Exercise prompt
Retrieve every line from the records in which the word "icon" occurs.

BEGIN Data extract

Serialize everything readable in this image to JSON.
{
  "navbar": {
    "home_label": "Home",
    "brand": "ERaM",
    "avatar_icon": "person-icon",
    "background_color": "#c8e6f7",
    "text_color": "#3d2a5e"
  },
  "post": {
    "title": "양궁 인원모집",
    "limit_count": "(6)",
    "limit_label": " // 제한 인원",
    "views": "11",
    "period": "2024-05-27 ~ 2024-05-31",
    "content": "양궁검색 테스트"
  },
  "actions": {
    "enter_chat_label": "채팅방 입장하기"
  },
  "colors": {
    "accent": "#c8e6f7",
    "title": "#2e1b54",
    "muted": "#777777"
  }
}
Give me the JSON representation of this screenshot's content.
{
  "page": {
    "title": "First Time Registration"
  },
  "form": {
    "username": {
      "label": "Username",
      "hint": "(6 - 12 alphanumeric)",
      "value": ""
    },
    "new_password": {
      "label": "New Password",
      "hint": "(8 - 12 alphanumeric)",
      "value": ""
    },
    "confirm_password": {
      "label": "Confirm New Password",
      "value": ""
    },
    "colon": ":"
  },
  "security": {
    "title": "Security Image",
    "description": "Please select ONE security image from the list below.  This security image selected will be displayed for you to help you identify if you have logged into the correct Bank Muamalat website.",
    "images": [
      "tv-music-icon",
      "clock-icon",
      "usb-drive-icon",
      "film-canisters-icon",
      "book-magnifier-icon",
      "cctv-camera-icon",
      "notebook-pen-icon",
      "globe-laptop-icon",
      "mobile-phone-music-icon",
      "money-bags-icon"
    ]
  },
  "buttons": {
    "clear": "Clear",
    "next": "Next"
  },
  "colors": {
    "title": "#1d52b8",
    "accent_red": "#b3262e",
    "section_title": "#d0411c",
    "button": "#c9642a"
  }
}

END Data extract

Solution to the exercise
    "avatar_icon": "person-icon",
      "tv-music-icon",
      "clock-icon",
      "usb-drive-icon",
      "film-canisters-icon",
      "book-magnifier-icon",
      "cctv-camera-icon",
      "notebook-pen-icon",
      "globe-laptop-icon",
      "mobile-phone-music-icon",
      "money-bags-icon"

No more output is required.